Kids were standing to see pirate of changing guard at Stockholm’s Royal Palace (Photo by the Author)

While I was impressed with such act, I reflected this to my own experience. I could only visit the Cambodia’s royal palace for the first time only when I was in grade 12 (the final year in high school degree) with other few friends as a study reward, meaning not everyone was entitled to such visit led by a teacher. Having said so, it means that such field visit was very limited in school agenda or let’s not hopes to be initiated by schoolteachers who were struggling to earn extra aside their official teaching time to support their low salary.

Despite of this, similar approach to have such field trip for students are seen in some private schools in Cambodia which is good expose but this shall be initiated in public schools too so that every kids would has access and learn from such extra activities and this requires sufficient funding in education program as well as the teacher’s salary.

Another component that I learned from a study visit is the fact that Sweden is already advanced at openness and compulsory to include “sexual rights” as part of their educational curriculum for kids from age 13 to 19 years old. Such educational platform allows students to openly learn the issue around sexual rights but this was believed a step forward to raise kids awareness to different gender identity and sexual orientation so that this would tackle on the discrimination against sexuality. What I gathered from the communication I had with few Cambodians who were also impressed at this openness approach with kids on sexuality in Sweden was that they would be still hesitate, although they well understood the topic, to accept such thing adopted in Cambodia if to reflect from parents’ point of view. They suggested for those including I myself who were trying to get their opinion on matter to wait until these people have our own kids. I could understand their concern with tradition we had been used to and while Cambodia’s education system is not that advance compared to Sweden, but Sweden also experienced similar tradition’s clashes until they could have a smooth transformation. It thus requires us to learn and see what and where we could start from it.
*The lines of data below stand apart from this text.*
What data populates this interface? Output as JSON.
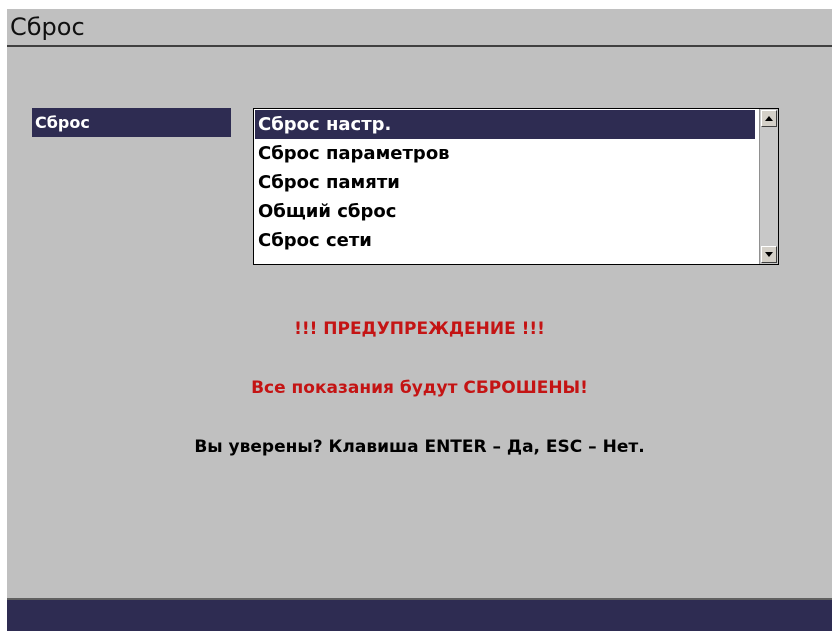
{
  "window": {
    "title": "Сброс"
  },
  "reset_field": {
    "label": "Сброс",
    "options": [
      "Сброс настр.",
      "Сброс параметров",
      "Сброс памяти",
      "Общий сброс",
      "Сброс сети"
    ],
    "selected_index": 0
  },
  "warning": {
    "heading": "!!! ПРЕДУПРЕЖДЕНИЕ !!!",
    "message": "Все показания будут СБРОШЕНЫ!",
    "confirm": "Вы уверены? Клавиша ENTER – Да, ESC – Нет."
  },
  "colors": {
    "background": "#c0c0c0",
    "selection": "#2e2c52",
    "warning": "#c41414"
  },
  "icons": {
    "scroll_up": "arrow-up-icon",
    "scroll_down": "arrow-down-icon"
  }
}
Openness and Engagement with Civil Society

I should not surprised at how openness and closed engagement the government as well as parliamentarians with civil society in Sweden has, yet coming from a country where position does matter, I could not help to impressed with this and think out loud how it be better for Cambodia to learn such positive manner. The city hall did not fail to welcome delegates—mostly from civil society organizations—for the second time of my visit in Sweden where my former visit in the role as blogger. The representative of city hall of Stockholm proudly welcomed guest and introduced the spirit of engagement with civil society regardless political or social background.

Cambodian delegates were greeting by the Deputy Governor of Stockholm's City Hall (Photo by the Author)
Cambodian delegates were greeting by the Deputy Governor of Stockholm’s City Hall (Photo by the Author)

The representative also brought us to visit the important building of the hall and explained the rationales of specific architecture. One thing that impressed me is the city hall’s Council Chamber —a venue where meeting of Stockholm’s city council will be conducted. The design was full of openness idea behind as shown with a painting on the cell of the building with sky, star, sun and noon to represent that the meeting of the member will be conducted in an open space where public can see their conduct and any discussion shall be made public as they are now practicing with live streaming and opening access to media and public observation.

Chamber of city hall (Photo by the Author)
Chamber of city hall (Photo by the Author)

We were also welcomed by representative of parliamentary at the parliament in which I am sure such practice would be rare in Cambodia.

I acknowledge these are the positive side of Sweden that I had exposed during two visits (I spent roughly a week per visit), so this is not to conclude the whole picture of Sweden as any place shall has its shortcoming and to the extend when the local resident would have more to say about their own country.